Researchers at Oxford University and Exciton Science have demonstrated a new way to create stable perovskite solar cells, with fewer defects and the potential to finally rival silicon’s durability.
By removing the solvent dimethyl-sulfoxide and introducing dimethylammonium chloride as a crystallization agent, the researchers were able to better control the intermediate phases of the perovskite crystallization process, leading to thin films of greater quality, with reduced defects and enhanced stability.
Large groups of up to 138 sample devices were then subjected to a rigorous accelerated aging and testing process at high temperatures and in real-world conditions.
Formamidinium-cesium perovskite solar cells created using the new synthesis process significantly outperformed the control group and demonstrated resistance to thermal, humidity and light degradation.
This is a strong step forward to matching commercial silicon’s stability and makes perovskite-silicon tandem devices a much more realistic candidate for becoming the dominant next-generation solar cell.
Led by Professor Henry Snaith (Oxford University) and Professor Udo Bach (Monash University), the work has been published in the journal Nature Materials.

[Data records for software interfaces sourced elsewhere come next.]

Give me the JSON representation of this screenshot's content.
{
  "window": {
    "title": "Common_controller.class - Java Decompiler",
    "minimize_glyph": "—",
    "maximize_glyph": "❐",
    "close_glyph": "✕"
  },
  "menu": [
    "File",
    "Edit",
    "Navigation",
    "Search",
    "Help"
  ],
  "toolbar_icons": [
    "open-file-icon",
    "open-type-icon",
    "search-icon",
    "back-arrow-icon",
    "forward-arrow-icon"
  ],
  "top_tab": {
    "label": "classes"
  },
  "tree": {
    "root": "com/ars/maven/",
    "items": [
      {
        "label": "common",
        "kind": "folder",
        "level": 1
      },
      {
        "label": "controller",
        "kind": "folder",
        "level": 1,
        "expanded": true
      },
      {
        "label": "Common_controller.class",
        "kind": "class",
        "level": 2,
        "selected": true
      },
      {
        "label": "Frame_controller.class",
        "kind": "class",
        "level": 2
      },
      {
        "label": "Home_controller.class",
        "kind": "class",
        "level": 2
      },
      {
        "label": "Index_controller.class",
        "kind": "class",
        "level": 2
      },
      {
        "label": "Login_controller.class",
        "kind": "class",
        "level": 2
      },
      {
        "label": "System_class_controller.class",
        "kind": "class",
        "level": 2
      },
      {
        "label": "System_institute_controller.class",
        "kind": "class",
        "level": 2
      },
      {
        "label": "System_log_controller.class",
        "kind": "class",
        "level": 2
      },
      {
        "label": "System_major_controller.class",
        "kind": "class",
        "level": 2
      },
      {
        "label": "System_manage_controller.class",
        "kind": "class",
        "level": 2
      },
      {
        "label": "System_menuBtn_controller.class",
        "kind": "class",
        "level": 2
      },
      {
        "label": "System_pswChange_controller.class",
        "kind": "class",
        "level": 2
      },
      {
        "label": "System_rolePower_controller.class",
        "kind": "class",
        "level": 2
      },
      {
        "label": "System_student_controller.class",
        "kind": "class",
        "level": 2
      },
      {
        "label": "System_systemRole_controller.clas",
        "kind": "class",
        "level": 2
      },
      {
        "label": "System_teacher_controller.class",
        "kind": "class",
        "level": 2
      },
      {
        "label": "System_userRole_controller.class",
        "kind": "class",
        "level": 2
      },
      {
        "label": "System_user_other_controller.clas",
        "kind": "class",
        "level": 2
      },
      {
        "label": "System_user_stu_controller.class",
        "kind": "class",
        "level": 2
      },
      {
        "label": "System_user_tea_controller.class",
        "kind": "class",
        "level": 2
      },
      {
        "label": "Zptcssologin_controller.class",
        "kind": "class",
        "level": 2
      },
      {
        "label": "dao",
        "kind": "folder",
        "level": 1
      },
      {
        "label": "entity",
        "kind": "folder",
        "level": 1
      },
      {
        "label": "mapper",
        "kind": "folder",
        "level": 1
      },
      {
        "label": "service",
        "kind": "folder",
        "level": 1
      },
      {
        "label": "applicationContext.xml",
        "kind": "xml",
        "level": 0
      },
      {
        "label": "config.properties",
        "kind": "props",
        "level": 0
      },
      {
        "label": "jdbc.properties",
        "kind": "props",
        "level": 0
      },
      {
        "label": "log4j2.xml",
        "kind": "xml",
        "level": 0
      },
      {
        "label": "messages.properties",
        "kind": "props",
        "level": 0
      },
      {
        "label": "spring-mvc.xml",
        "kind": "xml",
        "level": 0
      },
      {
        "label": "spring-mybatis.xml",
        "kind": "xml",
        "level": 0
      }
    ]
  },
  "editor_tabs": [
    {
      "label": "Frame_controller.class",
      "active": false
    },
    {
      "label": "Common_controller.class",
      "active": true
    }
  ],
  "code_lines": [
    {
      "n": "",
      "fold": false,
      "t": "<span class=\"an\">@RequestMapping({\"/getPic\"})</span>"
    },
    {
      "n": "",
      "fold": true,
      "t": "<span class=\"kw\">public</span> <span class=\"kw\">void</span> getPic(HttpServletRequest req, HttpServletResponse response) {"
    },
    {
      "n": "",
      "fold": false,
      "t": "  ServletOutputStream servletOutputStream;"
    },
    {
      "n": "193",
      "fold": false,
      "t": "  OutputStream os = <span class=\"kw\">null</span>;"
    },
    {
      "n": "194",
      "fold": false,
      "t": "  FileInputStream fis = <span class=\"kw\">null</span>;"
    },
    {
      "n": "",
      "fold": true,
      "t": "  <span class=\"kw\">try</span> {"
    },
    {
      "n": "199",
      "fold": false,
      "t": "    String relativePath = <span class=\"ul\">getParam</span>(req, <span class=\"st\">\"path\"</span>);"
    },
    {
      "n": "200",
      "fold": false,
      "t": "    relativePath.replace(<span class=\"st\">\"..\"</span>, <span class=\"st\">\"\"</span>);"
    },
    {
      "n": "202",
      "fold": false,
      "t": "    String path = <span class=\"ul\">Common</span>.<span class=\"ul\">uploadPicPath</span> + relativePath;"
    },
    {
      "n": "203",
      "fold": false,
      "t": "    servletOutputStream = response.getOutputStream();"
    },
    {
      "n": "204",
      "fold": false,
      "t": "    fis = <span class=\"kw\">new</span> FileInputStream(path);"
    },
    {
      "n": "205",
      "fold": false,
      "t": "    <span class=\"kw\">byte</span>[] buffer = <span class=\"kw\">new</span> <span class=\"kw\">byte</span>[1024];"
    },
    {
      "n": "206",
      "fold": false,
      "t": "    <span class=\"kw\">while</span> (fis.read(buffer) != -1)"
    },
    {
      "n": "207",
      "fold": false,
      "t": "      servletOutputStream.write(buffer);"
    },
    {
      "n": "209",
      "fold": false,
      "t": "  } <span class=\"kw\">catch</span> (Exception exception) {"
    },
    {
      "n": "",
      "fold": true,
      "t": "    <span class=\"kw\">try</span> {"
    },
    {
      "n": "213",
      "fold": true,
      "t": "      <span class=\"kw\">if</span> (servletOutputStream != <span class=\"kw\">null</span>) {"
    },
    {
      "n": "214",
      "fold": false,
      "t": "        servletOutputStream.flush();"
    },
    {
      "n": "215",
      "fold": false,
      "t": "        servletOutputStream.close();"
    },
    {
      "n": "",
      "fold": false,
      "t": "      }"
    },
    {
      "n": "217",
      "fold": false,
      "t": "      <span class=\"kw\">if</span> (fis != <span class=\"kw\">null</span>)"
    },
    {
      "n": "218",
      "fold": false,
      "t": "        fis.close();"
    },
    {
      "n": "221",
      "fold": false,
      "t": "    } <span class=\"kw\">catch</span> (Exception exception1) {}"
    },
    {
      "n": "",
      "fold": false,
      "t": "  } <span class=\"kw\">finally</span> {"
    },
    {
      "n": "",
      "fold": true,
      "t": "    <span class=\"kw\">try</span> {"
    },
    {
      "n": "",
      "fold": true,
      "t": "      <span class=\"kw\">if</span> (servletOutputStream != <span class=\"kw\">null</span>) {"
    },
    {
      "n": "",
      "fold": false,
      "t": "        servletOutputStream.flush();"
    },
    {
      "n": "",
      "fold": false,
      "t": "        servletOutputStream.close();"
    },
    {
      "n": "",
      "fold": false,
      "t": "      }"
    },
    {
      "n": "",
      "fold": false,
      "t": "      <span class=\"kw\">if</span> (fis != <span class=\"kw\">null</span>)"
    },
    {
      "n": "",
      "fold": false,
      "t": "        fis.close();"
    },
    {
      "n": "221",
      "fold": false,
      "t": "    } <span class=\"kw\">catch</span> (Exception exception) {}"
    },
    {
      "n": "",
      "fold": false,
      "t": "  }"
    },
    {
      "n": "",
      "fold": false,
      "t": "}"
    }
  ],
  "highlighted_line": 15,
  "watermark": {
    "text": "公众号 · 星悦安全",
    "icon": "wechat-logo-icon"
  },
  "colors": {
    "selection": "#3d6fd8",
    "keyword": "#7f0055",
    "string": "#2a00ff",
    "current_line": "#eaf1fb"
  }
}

Oxford University Ph.D. student Philippe Holzhey, a Marie Curie Early Stage Researcher and joint first author on the work, said, “It’s really important that people start shifting to realize there is no value in performance if it’s not a stable performance.
“If the device lasts for a day or a week or something, there’s not so much value in it. It has to last for years.”
During testing, the best device operated above the T80 threshold for over 1,400 hours under simulated sunlight at 65°C. T80 is the time it takes for a solar cell to reduce to 80% of its initial efficiency, a common benchmark within the research field.
Beyond 1,600 hours, the control device fabricated using the conventional dimethyl-sulfoxide approach stopped functioning, while devices fabricated with the new, improved design retained 70% of their original efficiency, under accelerated aging conditions.
The same degradation study was performed on a group of devices at the very high temperature of 85°C, with the new cells again outperforming the control group.
Extrapolating from the data, the researchers calculated that the new cells age by a factor of 1.7 for each 10°C increase in the temperature they are exposed to, which is close to the 2-fold increase expected of commercial silicon devices.
Dr. David McMeekin, the corresponding and joint first author on the paper, was an Australian Center for Advanced Photovoltaics (ACAP) Postdoctoral Fellow at Monash University and is now a Marie Skłodowska-Curie Postdoctoral Fellow at Oxford University.
He said, “I think what separates us from other studies is that we’ve done a lot of accelerated aging. We’ve aged the cells at 65°C and 85°C under the whole light spectrum.”
The number of devices used in the study is also significant, with many other perovskite research projects limited to just one or two prototypes.
“Most studies only show one curve without any standard deviation or any kind of statistical approach to determine if this design is more stable than the other,” David added.
The researchers hope their work will encourage a greater focus on the intermediate phase of perovskite crystallization as an important factor in achieving greater stability and commercial viability.
Background: About perovskites
Artificially synthesized in laboratory conditions, semiconductor thin films made up of perovskite compounds are far cheaper to make than silicon solar cells, with greater flexibility and a tunable band gap.
They emerged unexpectedly in the last decade and have reached impressive power-conversion efficiencies of over 25%.
However, too much focus has been placed on creating the most efficient perovskite solar cell, rather than resolving the fundamental problems inhibiting the material from being used in widespread commercial applications.
Compared to silicon, perovskites can degrade rapidly in real world conditions, with exposure to heat and moisture causing damage and negatively impacting device performance.
Solving these stability issues is the key challenge for perovskites in their quest to take on, or “boost” silicon via a tandem architecture and take their place in the commercial photovoltaics landscape.